DATA IN THIS EXERCISE Block Start
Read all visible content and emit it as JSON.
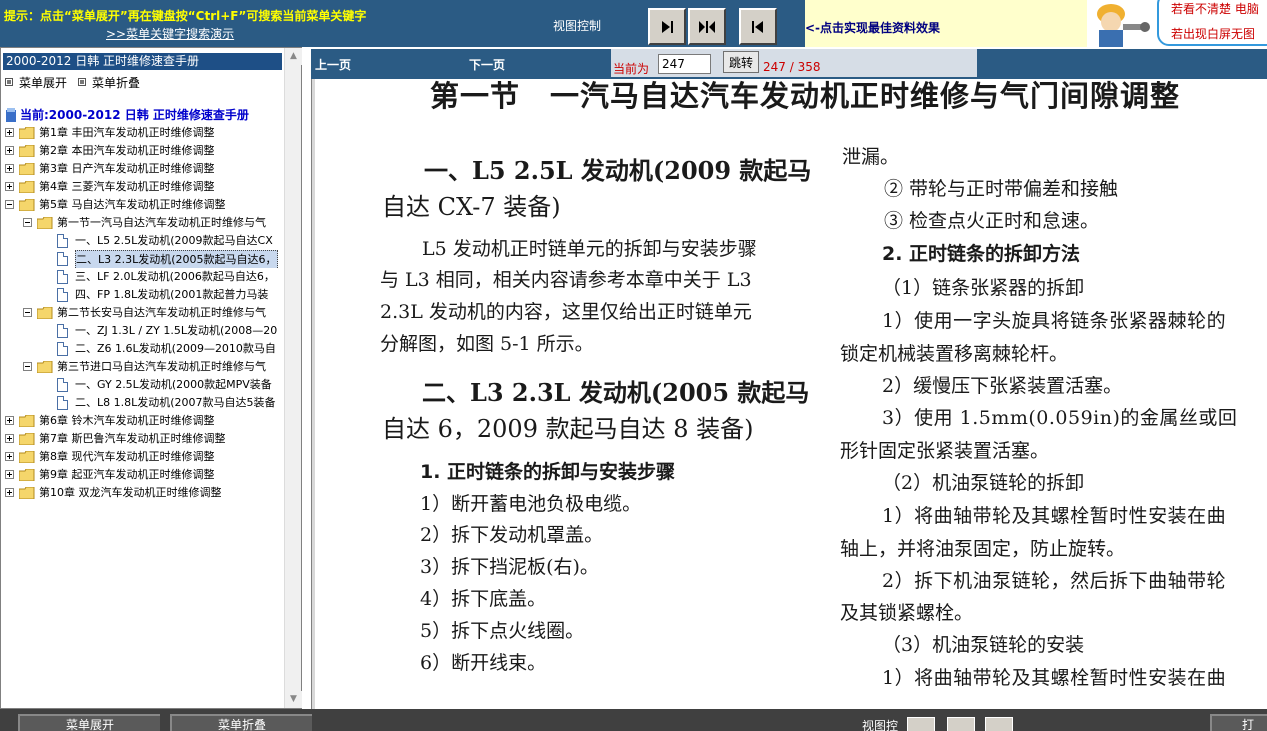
{
  "topbar": {
    "tip_main": "提示：点击“菜单展开”再在键盘按“Ctrl+F”可搜索当前菜单关键字",
    "tip_link": ">>菜单关键字搜索演示",
    "view_control_label": "视图控制",
    "best_view_tip": "<-点击实现最佳资料效果",
    "help_line1": "若看不清楚 电脑",
    "help_line2": "若出现白屏无图"
  },
  "sidebar": {
    "manual_title": "2000-2012 日韩 正时维修速查手册",
    "menu_expand": "菜单展开",
    "menu_collapse": "菜单折叠",
    "tree_root": "当前:2000-2012 日韩 正时维修速查手册",
    "chapters": [
      "第1章 丰田汽车发动机正时维修调整",
      "第2章 本田汽车发动机正时维修调整",
      "第3章 日产汽车发动机正时维修调整",
      "第4章 三菱汽车发动机正时维修调整",
      "第5章 马自达汽车发动机正时维修调整",
      "第6章 铃木汽车发动机正时维修调整",
      "第7章 斯巴鲁汽车发动机正时维修调整",
      "第8章 现代汽车发动机正时维修调整",
      "第9章 起亚汽车发动机正时维修调整",
      "第10章 双龙汽车发动机正时维修调整"
    ],
    "sections": [
      "第一节一汽马自达汽车发动机正时维修与气",
      "第二节长安马自达汽车发动机正时维修与气",
      "第三节进口马自达汽车发动机正时维修与气"
    ],
    "items": [
      "一、L5 2.5L发动机(2009款起马自达CX",
      "二、L3 2.3L发动机(2005款起马自达6，",
      "三、LF 2.0L发动机(2006款起马自达6，",
      "四、FP 1.8L发动机(2001款起普力马装",
      "一、ZJ 1.3L / ZY 1.5L发动机(2008—20",
      "二、Z6 1.6L发动机(2009—2010款马自",
      "一、GY 2.5L发动机(2000款起MPV装备",
      "二、L8 1.8L发动机(2007款马自达5装备"
    ]
  },
  "nav": {
    "prev": "上一页",
    "next": "下一页",
    "current_label": "当前为",
    "page_value": "247",
    "jump": "跳转",
    "page_count": "247 / 358"
  },
  "doc": {
    "section_title": "第一节　一汽马自达汽车发动机正时维修与气门间隙调整",
    "left": [
      "一、L5 2.5L 发动机(2009 款起马",
      "自达 CX-7 装备)",
      "L5 发动机正时链单元的拆卸与安装步骤",
      "与 L3 相同，相关内容请参考本章中关于 L3",
      "2.3L 发动机的内容，这里仅给出正时链单元",
      "分解图，如图 5-1 所示。",
      "二、L3 2.3L 发动机(2005 款起马",
      "自达 6，2009 款起马自达 8 装备)",
      "1. 正时链条的拆卸与安装步骤",
      "1）断开蓄电池负极电缆。",
      "2）拆下发动机罩盖。",
      "3）拆下挡泥板(右)。",
      "4）拆下底盖。",
      "5）拆下点火线圈。",
      "6）断开线束。"
    ],
    "right": [
      "泄漏。",
      "② 带轮与正时带偏差和接触",
      "③ 检查点火正时和怠速。",
      "2. 正时链条的拆卸方法",
      "（1）链条张紧器的拆卸",
      "1）使用一字头旋具将链条张紧器棘轮的",
      "锁定机械装置移离棘轮杆。",
      "2）缓慢压下张紧装置活塞。",
      "3）使用 1.5mm(0.059in)的金属丝或回",
      "形针固定张紧装置活塞。",
      "（2）机油泵链轮的拆卸",
      "1）将曲轴带轮及其螺栓暂时性安装在曲",
      "轴上，并将油泵固定，防止旋转。",
      "2）拆下机油泵链轮，然后拆下曲轴带轮",
      "及其锁紧螺栓。",
      "（3）机油泵链轮的安装",
      "1）将曲轴带轮及其螺栓暂时性安装在曲"
    ]
  },
  "bottombar": {
    "expand": "菜单展开",
    "collapse": "菜单折叠",
    "view_control": "视图控",
    "right_btn": "打"
  },
  "colors": {
    "bar_blue": "#2b5b84",
    "tip_yellow": "#ffff00",
    "selection": "#c8d8ee",
    "page_red": "#cc0000"
  },
  "icons": [
    "folder-icon",
    "page-icon",
    "expand-toggle-icon",
    "collapse-toggle-icon",
    "book-icon"
  ]
}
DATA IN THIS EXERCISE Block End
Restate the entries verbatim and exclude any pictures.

Read all visible content and emit it as JSON.
{
  "topbar": {
    "tip_main": "提示：点击“菜单展开”再在键盘按“Ctrl+F”可搜索当前菜单关键字",
    "tip_link": ">>菜单关键字搜索演示",
    "view_control_label": "视图控制",
    "best_view_tip": "<-点击实现最佳资料效果",
    "help_line1": "若看不清楚 电脑",
    "help_line2": "若出现白屏无图"
  },
  "sidebar": {
    "manual_title": "2000-2012 日韩 正时维修速查手册",
    "menu_expand": "菜单展开",
    "menu_collapse": "菜单折叠",
    "tree_root": "当前:2000-2012 日韩 正时维修速查手册",
    "chapters": [
      "第1章 丰田汽车发动机正时维修调整",
      "第2章 本田汽车发动机正时维修调整",
      "第3章 日产汽车发动机正时维修调整",
      "第4章 三菱汽车发动机正时维修调整",
      "第5章 马自达汽车发动机正时维修调整",
      "第6章 铃木汽车发动机正时维修调整",
      "第7章 斯巴鲁汽车发动机正时维修调整",
      "第8章 现代汽车发动机正时维修调整",
      "第9章 起亚汽车发动机正时维修调整",
      "第10章 双龙汽车发动机正时维修调整"
    ],
    "sections": [
      "第一节一汽马自达汽车发动机正时维修与气",
      "第二节长安马自达汽车发动机正时维修与气",
      "第三节进口马自达汽车发动机正时维修与气"
    ],
    "items": [
      "一、L5 2.5L发动机(2009款起马自达CX",
      "二、L3 2.3L发动机(2005款起马自达6，",
      "三、LF 2.0L发动机(2006款起马自达6，",
      "四、FP 1.8L发动机(2001款起普力马装",
      "一、ZJ 1.3L / ZY 1.5L发动机(2008—20",
      "二、Z6 1.6L发动机(2009—2010款马自",
      "一、GY 2.5L发动机(2000款起MPV装备",
      "二、L8 1.8L发动机(2007款马自达5装备"
    ]
  },
  "nav": {
    "prev": "上一页",
    "next": "下一页",
    "current_label": "当前为",
    "page_value": "247",
    "jump": "跳转",
    "page_count": "247 / 358"
  },
  "doc": {
    "section_title": "第一节　一汽马自达汽车发动机正时维修与气门间隙调整",
    "left": [
      "一、L5 2.5L 发动机(2009 款起马",
      "自达 CX-7 装备)",
      "L5 发动机正时链单元的拆卸与安装步骤",
      "与 L3 相同，相关内容请参考本章中关于 L3",
      "2.3L 发动机的内容，这里仅给出正时链单元",
      "分解图，如图 5-1 所示。",
      "二、L3 2.3L 发动机(2005 款起马",
      "自达 6，2009 款起马自达 8 装备)",
      "1. 正时链条的拆卸与安装步骤",
      "1）断开蓄电池负极电缆。",
      "2）拆下发动机罩盖。",
      "3）拆下挡泥板(右)。",
      "4）拆下底盖。",
      "5）拆下点火线圈。",
      "6）断开线束。"
    ],
    "right": [
      "泄漏。",
      "② 带轮与正时带偏差和接触",
      "③ 检查点火正时和怠速。",
      "2. 正时链条的拆卸方法",
      "（1）链条张紧器的拆卸",
      "1）使用一字头旋具将链条张紧器棘轮的",
      "锁定机械装置移离棘轮杆。",
      "2）缓慢压下张紧装置活塞。",
      "3）使用 1.5mm(0.059in)的金属丝或回",
      "形针固定张紧装置活塞。",
      "（2）机油泵链轮的拆卸",
      "1）将曲轴带轮及其螺栓暂时性安装在曲",
      "轴上，并将油泵固定，防止旋转。",
      "2）拆下机油泵链轮，然后拆下曲轴带轮",
      "及其锁紧螺栓。",
      "（3）机油泵链轮的安装",
      "1）将曲轴带轮及其螺栓暂时性安装在曲"
    ]
  },
  "bottombar": {
    "expand": "菜单展开",
    "collapse": "菜单折叠",
    "view_control": "视图控",
    "right_btn": "打"
  },
  "colors": {
    "bar_blue": "#2b5b84",
    "tip_yellow": "#ffff00",
    "selection": "#c8d8ee",
    "page_red": "#cc0000"
  },
  "icons": [
    "folder-icon",
    "page-icon",
    "expand-toggle-icon",
    "collapse-toggle-icon",
    "book-icon"
  ]
}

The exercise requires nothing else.